Records provided:
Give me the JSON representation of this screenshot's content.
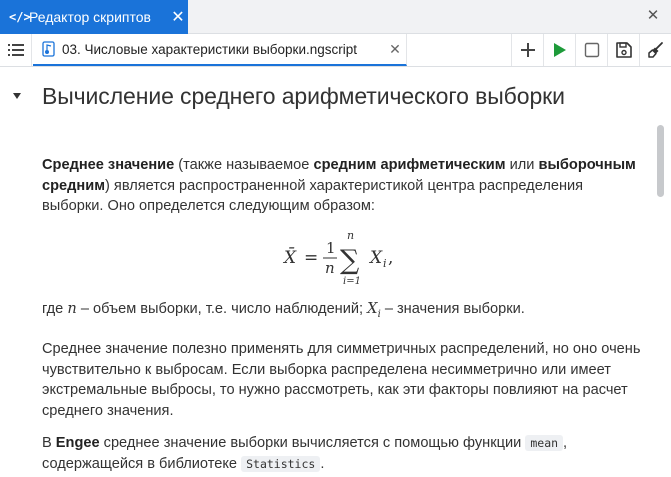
{
  "panel": {
    "tab_icon": "</>",
    "tab_label": "Редактор скриптов",
    "tab_close": "✕",
    "close": "✕"
  },
  "toolbar": {
    "file_tab_label": "03. Числовые характеристики выборки.ngscript",
    "file_tab_close": "✕"
  },
  "content": {
    "heading": "Вычисление среднего арифметического выборки",
    "para1": {
      "b1": "Среднее значение",
      "t1": " (также называемое ",
      "b2": "средним арифметическим",
      "t2": " или ",
      "b3": "выборочным средним",
      "t3": ") является распространенной характеристикой центра распределения выборки. Оно определется следующим образом:"
    },
    "formula": {
      "lhs": "X̄",
      "eq": "=",
      "num": "1",
      "den": "n",
      "sum_top": "n",
      "sum_sym": "∑",
      "sum_bottom": "i=1",
      "term": "X",
      "term_sub": "i",
      "tail": ","
    },
    "para2": {
      "t1": "где ",
      "n": "n",
      "t2": " – объем выборки, т.е. число наблюдений; ",
      "x": "X",
      "xi": "i",
      "t3": " – значения выборки."
    },
    "para3": "Среднее значение полезно применять для симметричных распределений, но оно очень чувствительно к выбросам. Если выборка распределена несимметрично или имеет экстремальные выбросы, то нужно рассмотреть, как эти факторы повлияют на расчет среднего значения.",
    "para4": {
      "t1": "В ",
      "b1": "Engee",
      "t2": " среднее значение выборки вычисляется с помощью функции ",
      "code1": "mean",
      "t3": ", содержащейся в библиотеке ",
      "code2": "Statistics",
      "t4": "."
    }
  },
  "colors": {
    "accent": "#1a73d9",
    "run": "#1e9b3a",
    "panel_bg": "#f1f2f4"
  }
}
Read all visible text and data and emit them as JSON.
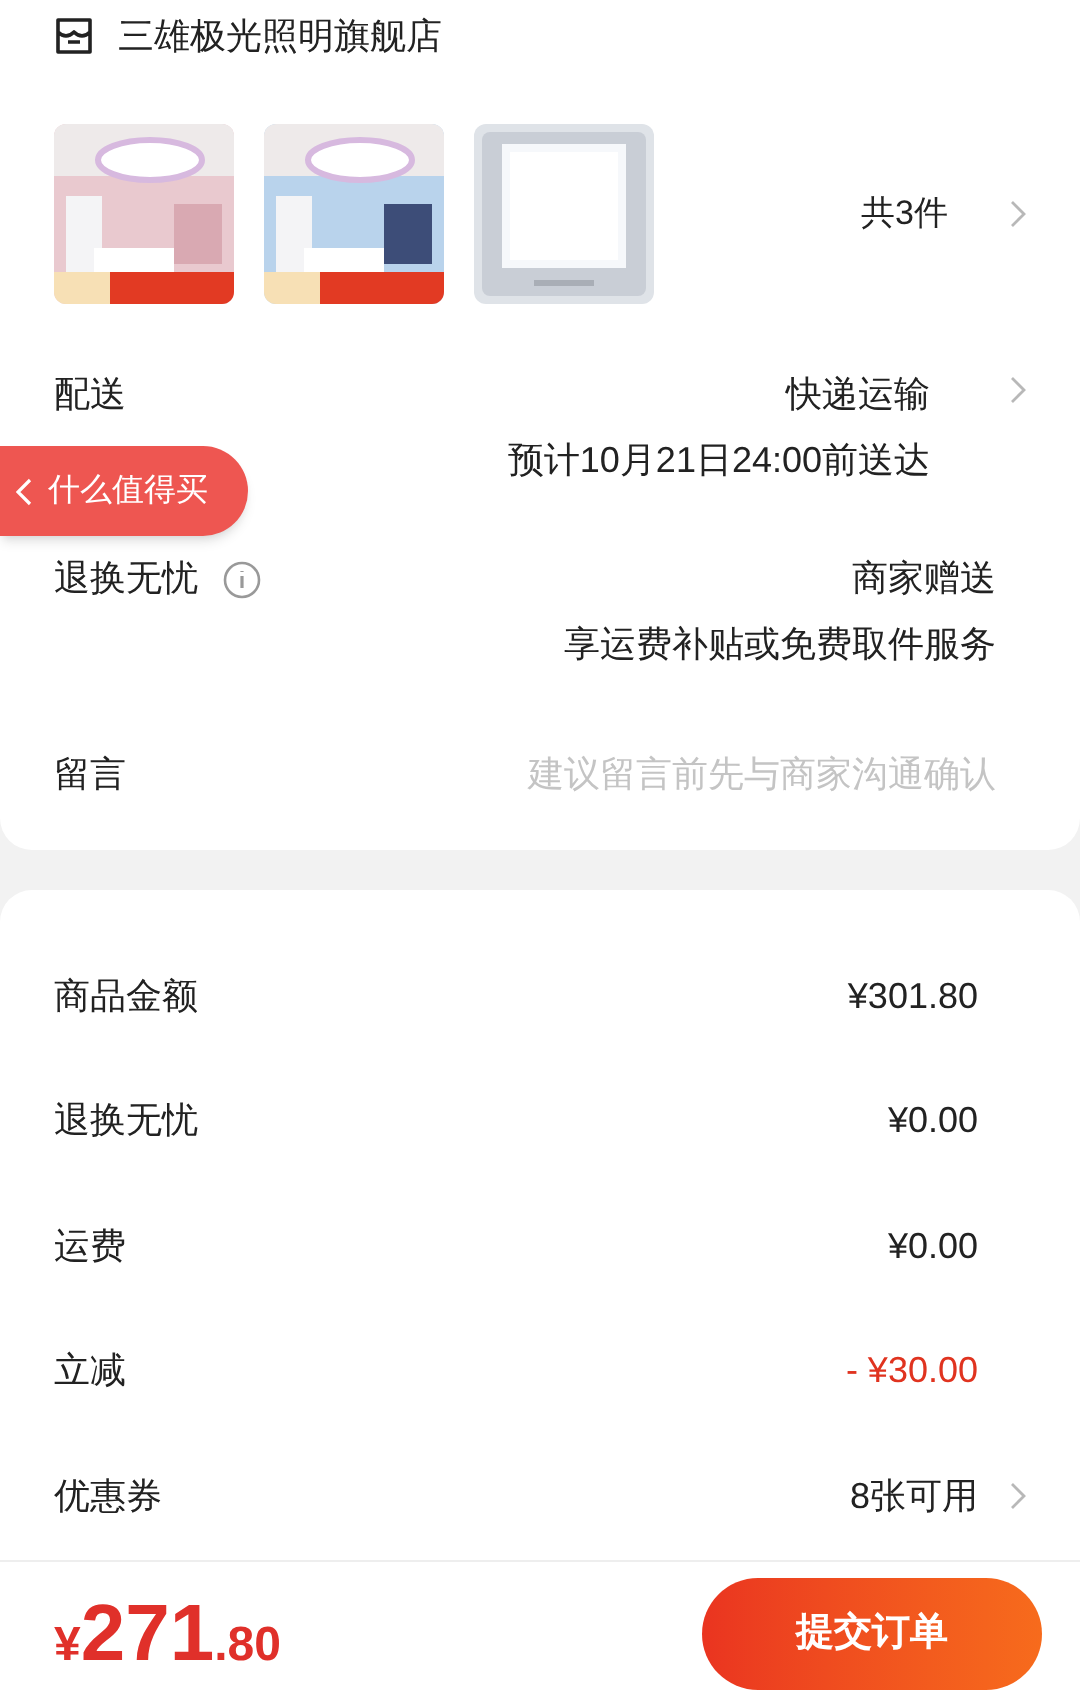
{
  "store": {
    "name": "三雄极光照明旗舰店"
  },
  "products": {
    "count": "共3件"
  },
  "details": [
    {
      "label": "配送",
      "info": false,
      "chevron": true,
      "lines": [
        "快递运输",
        "预计10月21日24:00前送达"
      ]
    },
    {
      "label": "退换无忧",
      "info": true,
      "chevron": false,
      "lines": [
        "商家赠送",
        "享运费补贴或免费取件服务"
      ]
    }
  ],
  "message": {
    "label": "留言",
    "placeholder": "建议留言前先与商家沟通确认"
  },
  "summary": [
    {
      "label": "商品金额",
      "value": "¥301.80",
      "highlight": false,
      "chevron": false
    },
    {
      "label": "退换无忧",
      "value": "¥0.00",
      "highlight": false,
      "chevron": false
    },
    {
      "label": "运费",
      "value": "¥0.00",
      "highlight": false,
      "chevron": false
    },
    {
      "label": "立减",
      "value": "- ¥30.00",
      "highlight": true,
      "chevron": false
    },
    {
      "label": "优惠券",
      "value": "8张可用",
      "highlight": false,
      "chevron": true
    }
  ],
  "floating": {
    "label": "什么值得买"
  },
  "footer": {
    "currency": "¥",
    "integer": "271",
    "decimal": ".80",
    "button": "提交订单"
  }
}
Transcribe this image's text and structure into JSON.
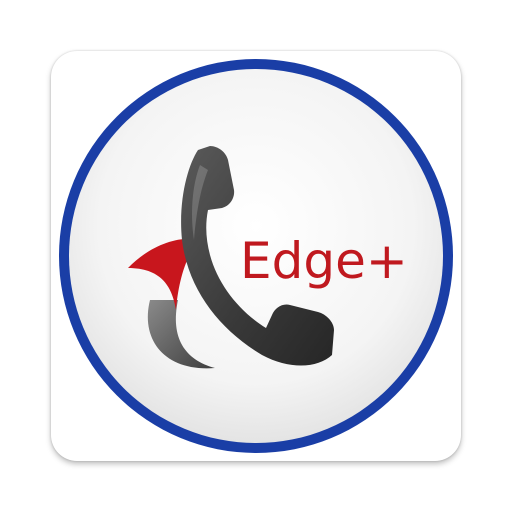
{
  "logo": {
    "wordmark": "Edge+",
    "colors": {
      "ring": "#1a3ea6",
      "disc": "#f3f3f3",
      "handset": "#3d3d3d",
      "accent_red": "#c8161d",
      "accent_gray": "#4b4b4b",
      "wordmark": "#c0191f"
    }
  }
}
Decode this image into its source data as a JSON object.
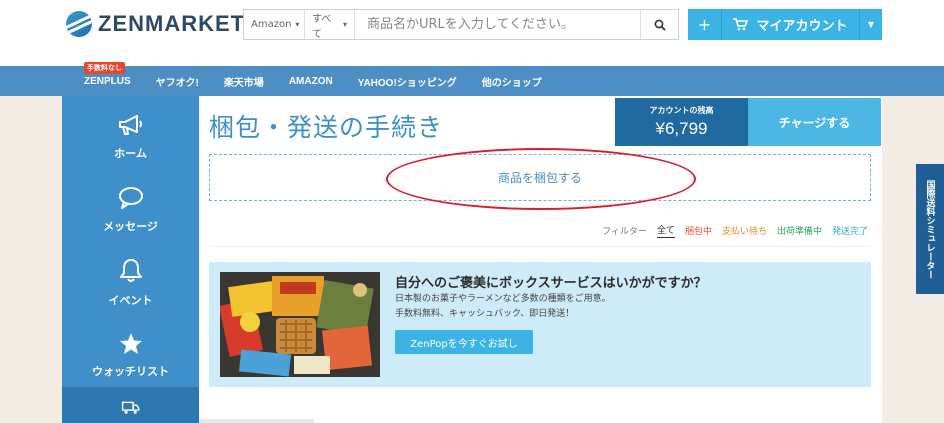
{
  "header": {
    "logo_text": "ZENMARKET",
    "search": {
      "source_select": "Amazon",
      "category_select": "すべて",
      "placeholder": "商品名かURLを入力してください。"
    },
    "account_button_label": "マイアカウント"
  },
  "nav": {
    "items": [
      {
        "label": "ZENPLUS",
        "badge": "手数料なし"
      },
      {
        "label": "ヤフオク!"
      },
      {
        "label": "楽天市場"
      },
      {
        "label": "AMAZON"
      },
      {
        "label": "YAHOO!ショッピング"
      },
      {
        "label": "他のショップ"
      }
    ]
  },
  "sidebar": {
    "items": [
      {
        "label": "ホーム",
        "icon": "megaphone-icon"
      },
      {
        "label": "メッセージ",
        "icon": "chat-bubble-icon"
      },
      {
        "label": "イベント",
        "icon": "bell-icon"
      },
      {
        "label": "ウォッチリスト",
        "icon": "star-icon"
      },
      {
        "label": "",
        "icon": "truck-icon"
      }
    ]
  },
  "main": {
    "title": "梱包・発送の手続き",
    "balance": {
      "label": "アカウントの残高",
      "value": "¥6,799"
    },
    "charge_label": "チャージする",
    "pack_label": "商品を梱包する",
    "filters": {
      "label": "フィルター",
      "all": "全て",
      "packing": "梱包中",
      "payment": "支払い待ち",
      "shipping_prep": "出荷準備中",
      "shipped": "発送完了"
    },
    "promo": {
      "title": "自分へのご褒美にボックスサービスはいかがですか？",
      "line1": "日本製のお菓子やラーメンなど多数の種類をご用意。",
      "line2": "手数料無料、キャッシュバック、即日発送！",
      "button": "ZenPopを今すぐお試し"
    }
  },
  "side_tab_label": "国際送料シミュレーター",
  "colors": {
    "nav_blue": "#4d8fc4",
    "sidebar_blue": "#3f8fcb",
    "accent_light_blue": "#3bb4e5",
    "balance_dark_blue": "#1f6aa0",
    "highlight_red": "#d9202a"
  }
}
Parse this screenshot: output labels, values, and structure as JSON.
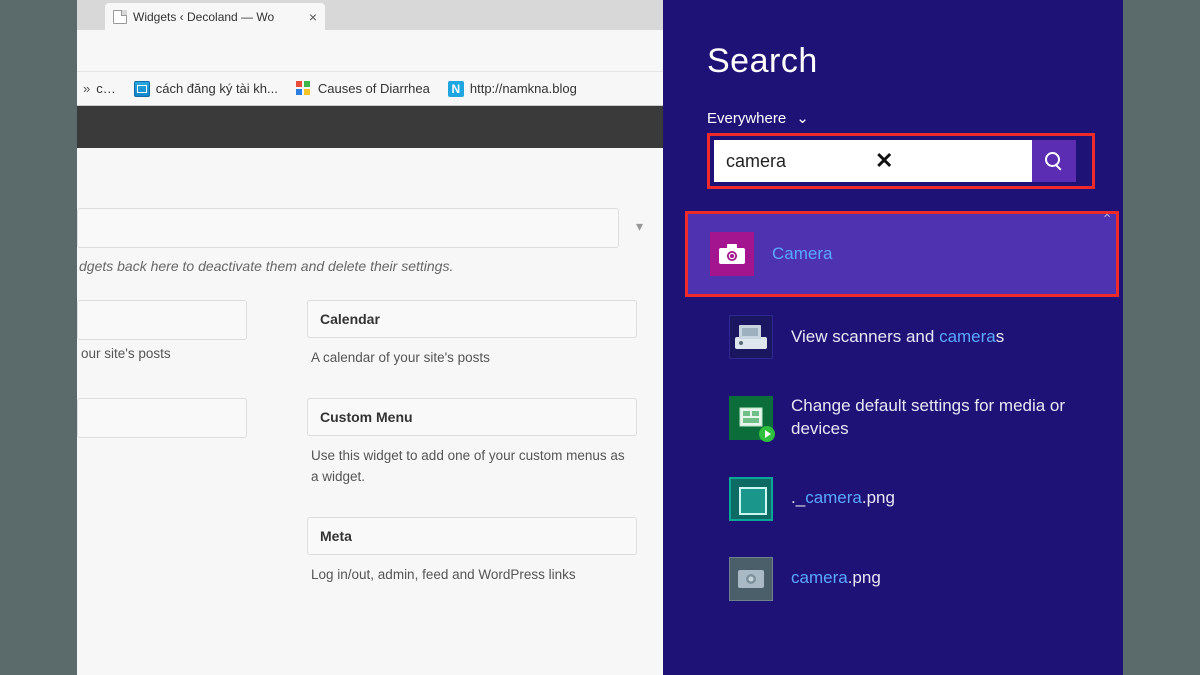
{
  "browser": {
    "tab_title": "Widgets ‹ Decoland — Wo",
    "bookmarks": [
      {
        "label": "c…",
        "icon": "chev"
      },
      {
        "label": "cách đăng ký tài kh...",
        "icon": "box1"
      },
      {
        "label": "Causes of Diarrhea",
        "icon": "grid"
      },
      {
        "label": "http://namkna.blog",
        "icon": "n"
      }
    ]
  },
  "wp": {
    "hint": "dgets back here to deactivate them and delete their settings.",
    "left_desc": "our site's posts",
    "widgets": [
      {
        "title": "Calendar",
        "desc": "A calendar of your site's posts"
      },
      {
        "title": "Custom Menu",
        "desc": "Use this widget to add one of your custom menus as a widget."
      },
      {
        "title": "Meta",
        "desc": "Log in/out, admin, feed and WordPress links"
      }
    ]
  },
  "charm": {
    "heading": "Search",
    "scope": "Everywhere",
    "query": "camera",
    "results": [
      {
        "pre": "",
        "hl": "Camera",
        "post": "",
        "icon": "camera",
        "selected": true
      },
      {
        "pre": "View scanners and ",
        "hl": "camera",
        "post": "s",
        "icon": "scanner"
      },
      {
        "pre": "Change default settings for media or devices",
        "hl": "",
        "post": "",
        "icon": "settings"
      },
      {
        "pre": "._",
        "hl": "camera",
        "post": ".png",
        "icon": "image1"
      },
      {
        "pre": "",
        "hl": "camera",
        "post": ".png",
        "icon": "image2"
      }
    ]
  }
}
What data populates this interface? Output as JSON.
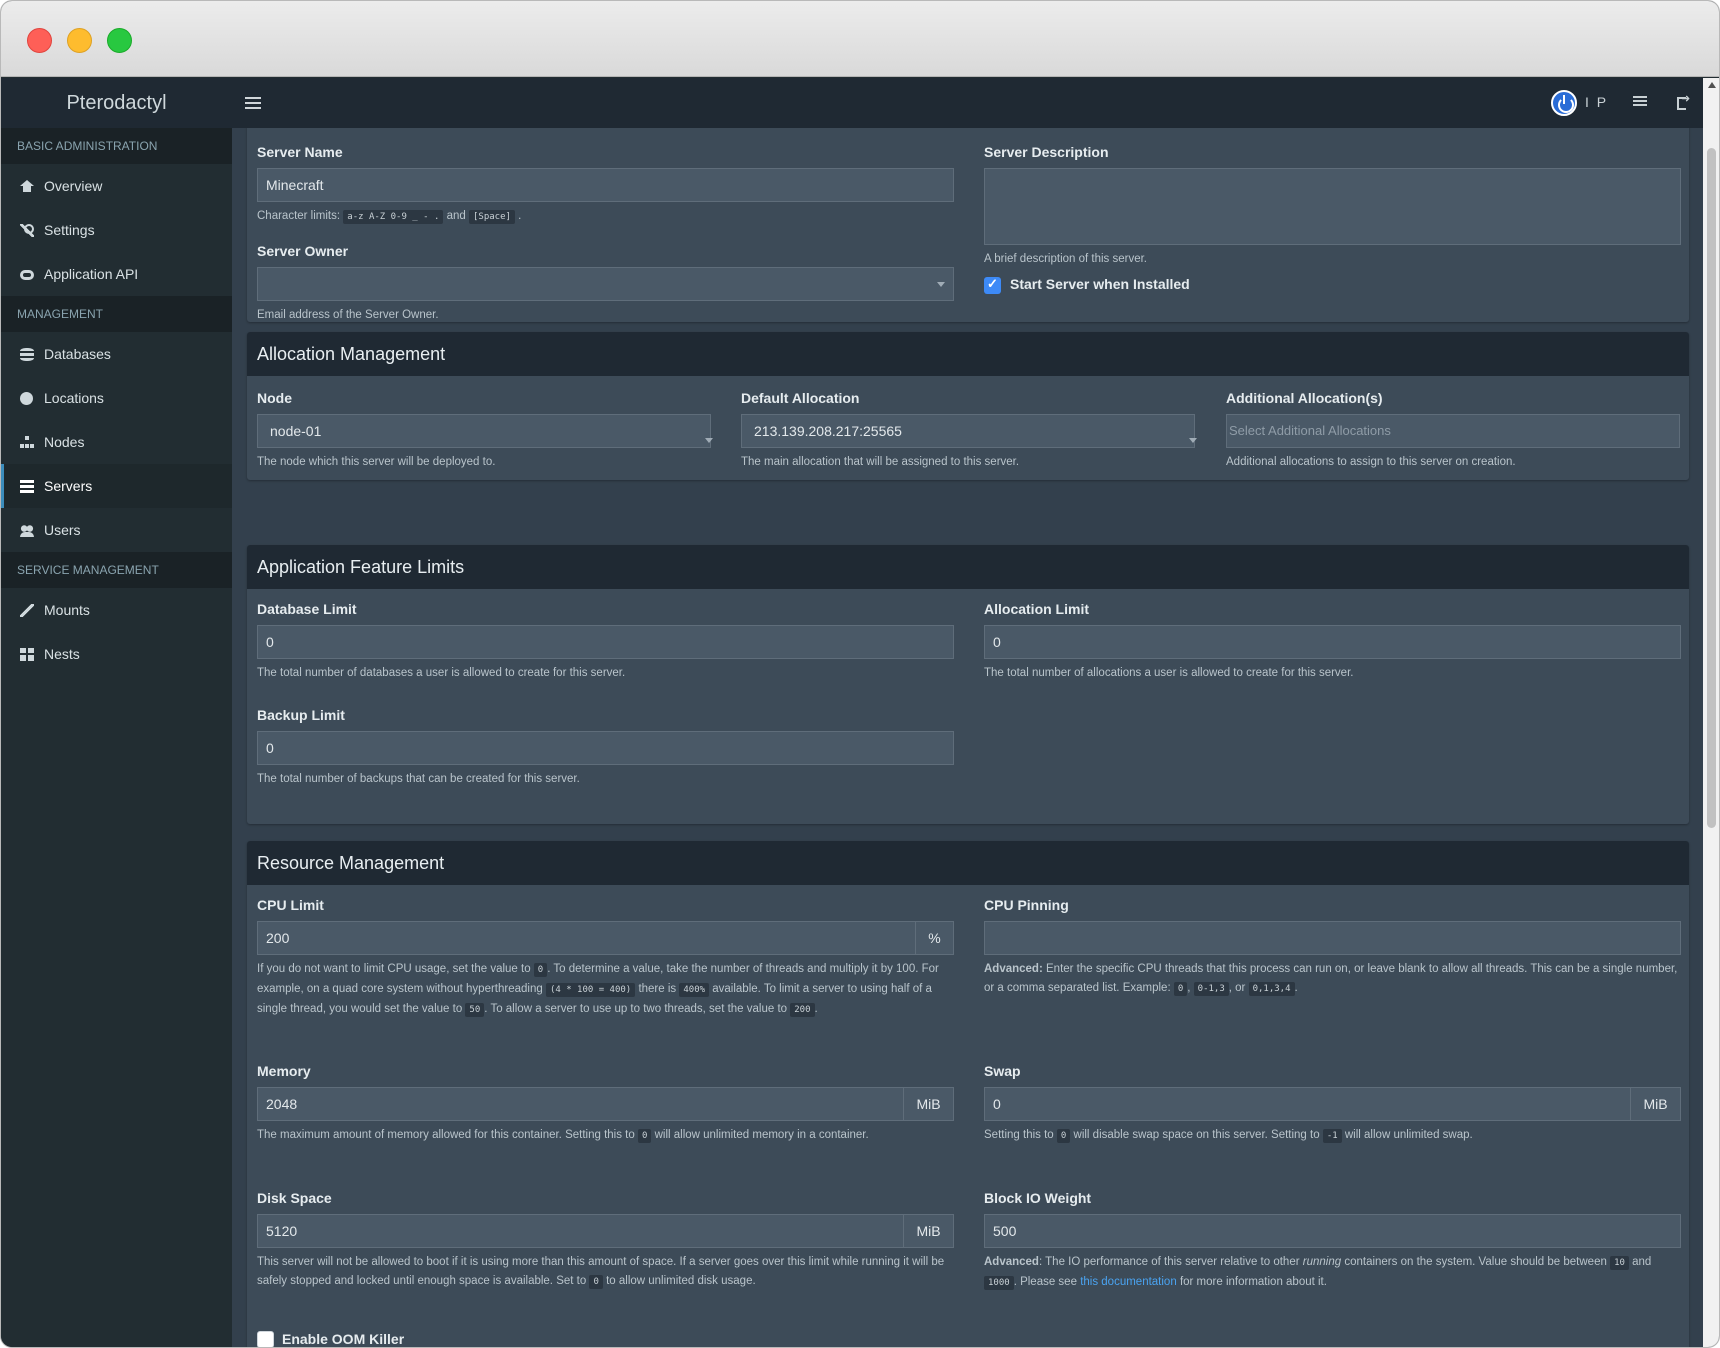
{
  "brand": "Pterodactyl",
  "topbar": {
    "user_initials": "I P"
  },
  "sidebar": {
    "sections": [
      {
        "header": "BASIC ADMINISTRATION",
        "items": [
          {
            "label": "Overview",
            "icon": "home-icon"
          },
          {
            "label": "Settings",
            "icon": "wrench-icon"
          },
          {
            "label": "Application API",
            "icon": "gamepad-icon"
          }
        ]
      },
      {
        "header": "MANAGEMENT",
        "items": [
          {
            "label": "Databases",
            "icon": "database-icon"
          },
          {
            "label": "Locations",
            "icon": "globe-icon"
          },
          {
            "label": "Nodes",
            "icon": "sitemap-icon"
          },
          {
            "label": "Servers",
            "icon": "server-icon",
            "active": true
          },
          {
            "label": "Users",
            "icon": "users-icon"
          }
        ]
      },
      {
        "header": "SERVICE MANAGEMENT",
        "items": [
          {
            "label": "Mounts",
            "icon": "magic-icon"
          },
          {
            "label": "Nests",
            "icon": "grid-icon"
          }
        ]
      }
    ]
  },
  "core": {
    "server_name_label": "Server Name",
    "server_name_value": "Minecraft",
    "server_name_help_prefix": "Character limits:",
    "server_name_code1": "a-z A-Z 0-9 _ - .",
    "server_name_help_and": "and",
    "server_name_code2": "[Space]",
    "server_name_help_suffix": ".",
    "server_owner_label": "Server Owner",
    "server_owner_value": "",
    "server_owner_help": "Email address of the Server Owner.",
    "description_label": "Server Description",
    "description_help": "A brief description of this server.",
    "start_label": "Start Server when Installed",
    "start_checked": true
  },
  "allocation": {
    "title": "Allocation Management",
    "node_label": "Node",
    "node_value": "node-01",
    "node_help": "The node which this server will be deployed to.",
    "default_label": "Default Allocation",
    "default_value": "213.139.208.217:25565",
    "default_help": "The main allocation that will be assigned to this server.",
    "additional_label": "Additional Allocation(s)",
    "additional_placeholder": "Select Additional Allocations",
    "additional_help": "Additional allocations to assign to this server on creation."
  },
  "features": {
    "title": "Application Feature Limits",
    "database_label": "Database Limit",
    "database_value": "0",
    "database_help": "The total number of databases a user is allowed to create for this server.",
    "allocation_label": "Allocation Limit",
    "allocation_value": "0",
    "allocation_help": "The total number of allocations a user is allowed to create for this server.",
    "backup_label": "Backup Limit",
    "backup_value": "0",
    "backup_help": "The total number of backups that can be created for this server."
  },
  "resources": {
    "title": "Resource Management",
    "cpu_label": "CPU Limit",
    "cpu_value": "200",
    "cpu_unit": "%",
    "cpu_help": {
      "t1": "If you do not want to limit CPU usage, set the value to",
      "c1": "0",
      "t2": ". To determine a value, take the number of threads and multiply it by 100. For example, on a quad core system without hyperthreading",
      "c2": "(4 * 100 = 400)",
      "t3": "there is",
      "c3": "400%",
      "t4": "available. To limit a server to using half of a single thread, you would set the value to",
      "c4": "50",
      "t5": ". To allow a server to use up to two threads, set the value to",
      "c5": "200",
      "t6": "."
    },
    "pinning_label": "CPU Pinning",
    "pinning_value": "",
    "pinning_help": {
      "bold": "Advanced:",
      "t1": "Enter the specific CPU threads that this process can run on, or leave blank to allow all threads. This can be a single number, or a comma separated list. Example:",
      "c1": "0",
      "t2": ",",
      "c2": "0-1,3",
      "t3": ", or",
      "c3": "0,1,3,4",
      "t4": "."
    },
    "memory_label": "Memory",
    "memory_value": "2048",
    "memory_unit": "MiB",
    "memory_help": {
      "t1": "The maximum amount of memory allowed for this container. Setting this to",
      "c1": "0",
      "t2": "will allow unlimited memory in a container."
    },
    "swap_label": "Swap",
    "swap_value": "0",
    "swap_unit": "MiB",
    "swap_help": {
      "t1": "Setting this to",
      "c1": "0",
      "t2": "will disable swap space on this server. Setting to",
      "c2": "-1",
      "t3": "will allow unlimited swap."
    },
    "disk_label": "Disk Space",
    "disk_value": "5120",
    "disk_unit": "MiB",
    "disk_help": {
      "t1": "This server will not be allowed to boot if it is using more than this amount of space. If a server goes over this limit while running it will be safely stopped and locked until enough space is available. Set to",
      "c1": "0",
      "t2": "to allow unlimited disk usage."
    },
    "io_label": "Block IO Weight",
    "io_value": "500",
    "io_help": {
      "bold": "Advanced",
      "t1": ": The IO performance of this server relative to other",
      "em": "running",
      "t2": "containers on the system. Value should be between",
      "c1": "10",
      "t3": "and",
      "c2": "1000",
      "t4": ". Please see",
      "link": "this documentation",
      "t5": "for more information about it."
    },
    "oom_label": "Enable OOM Killer",
    "oom_checked": false
  }
}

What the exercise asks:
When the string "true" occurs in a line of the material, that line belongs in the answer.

Written answer:
      "chevron": true,
      "info": true,
      "highlight": true,
      "chevron": true
        "selected": true
            "active": true
    "start_checked": true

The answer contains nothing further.